- What to work on -
Every line of the data, first to last, must be written out unchanged.

- Given information -
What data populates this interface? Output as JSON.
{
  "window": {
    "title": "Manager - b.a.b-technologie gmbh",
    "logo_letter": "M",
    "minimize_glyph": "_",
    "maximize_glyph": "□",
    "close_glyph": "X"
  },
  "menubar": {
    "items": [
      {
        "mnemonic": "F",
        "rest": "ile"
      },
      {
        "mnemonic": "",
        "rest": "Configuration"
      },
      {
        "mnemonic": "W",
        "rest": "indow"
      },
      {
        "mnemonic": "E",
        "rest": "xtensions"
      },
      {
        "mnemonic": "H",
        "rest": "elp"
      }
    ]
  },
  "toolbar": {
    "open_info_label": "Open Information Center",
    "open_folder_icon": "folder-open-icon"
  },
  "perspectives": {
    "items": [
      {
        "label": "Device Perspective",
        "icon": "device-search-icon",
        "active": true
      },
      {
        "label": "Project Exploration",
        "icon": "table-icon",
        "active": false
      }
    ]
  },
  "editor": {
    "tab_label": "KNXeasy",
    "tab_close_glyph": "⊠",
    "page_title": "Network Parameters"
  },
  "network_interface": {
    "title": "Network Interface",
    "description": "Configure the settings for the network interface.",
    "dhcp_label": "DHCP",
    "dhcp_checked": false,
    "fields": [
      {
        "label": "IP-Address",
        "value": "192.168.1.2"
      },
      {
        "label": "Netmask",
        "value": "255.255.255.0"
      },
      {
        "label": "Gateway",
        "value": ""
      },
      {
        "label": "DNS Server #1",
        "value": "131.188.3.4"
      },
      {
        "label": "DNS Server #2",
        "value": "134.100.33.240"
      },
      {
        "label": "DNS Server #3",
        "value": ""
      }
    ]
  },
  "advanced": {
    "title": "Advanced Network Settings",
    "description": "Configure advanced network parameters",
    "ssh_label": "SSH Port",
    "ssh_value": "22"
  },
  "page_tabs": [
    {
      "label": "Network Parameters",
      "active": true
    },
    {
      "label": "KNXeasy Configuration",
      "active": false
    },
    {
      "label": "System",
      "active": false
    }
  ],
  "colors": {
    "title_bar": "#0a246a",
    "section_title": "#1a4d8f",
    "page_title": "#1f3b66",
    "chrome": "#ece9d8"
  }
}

- Exercise response -
What data populates this interface? Output as JSON.
{
  "window": {
    "title": "Manager - b.a.b-technologie gmbh",
    "logo_letter": "M",
    "minimize_glyph": "_",
    "maximize_glyph": "□",
    "close_glyph": "X"
  },
  "menubar": {
    "items": [
      {
        "mnemonic": "F",
        "rest": "ile"
      },
      {
        "mnemonic": "",
        "rest": "Configuration"
      },
      {
        "mnemonic": "W",
        "rest": "indow"
      },
      {
        "mnemonic": "E",
        "rest": "xtensions"
      },
      {
        "mnemonic": "H",
        "rest": "elp"
      }
    ]
  },
  "toolbar": {
    "open_info_label": "Open Information Center",
    "open_folder_icon": "folder-open-icon"
  },
  "perspectives": {
    "items": [
      {
        "label": "Device Perspective",
        "icon": "device-search-icon",
        "active": true
      },
      {
        "label": "Project Exploration",
        "icon": "table-icon",
        "active": false
      }
    ]
  },
  "editor": {
    "tab_label": "KNXeasy",
    "tab_close_glyph": "⊠",
    "page_title": "Network Parameters"
  },
  "network_interface": {
    "title": "Network Interface",
    "description": "Configure the settings for the network interface.",
    "dhcp_label": "DHCP",
    "dhcp_checked": false,
    "fields": [
      {
        "label": "IP-Address",
        "value": "192.168.1.2"
      },
      {
        "label": "Netmask",
        "value": "255.255.255.0"
      },
      {
        "label": "Gateway",
        "value": ""
      },
      {
        "label": "DNS Server #1",
        "value": "131.188.3.4"
      },
      {
        "label": "DNS Server #2",
        "value": "134.100.33.240"
      },
      {
        "label": "DNS Server #3",
        "value": ""
      }
    ]
  },
  "advanced": {
    "title": "Advanced Network Settings",
    "description": "Configure advanced network parameters",
    "ssh_label": "SSH Port",
    "ssh_value": "22"
  },
  "page_tabs": [
    {
      "label": "Network Parameters",
      "active": true
    },
    {
      "label": "KNXeasy Configuration",
      "active": false
    },
    {
      "label": "System",
      "active": false
    }
  ],
  "colors": {
    "title_bar": "#0a246a",
    "section_title": "#1a4d8f",
    "page_title": "#1f3b66",
    "chrome": "#ece9d8"
  }
}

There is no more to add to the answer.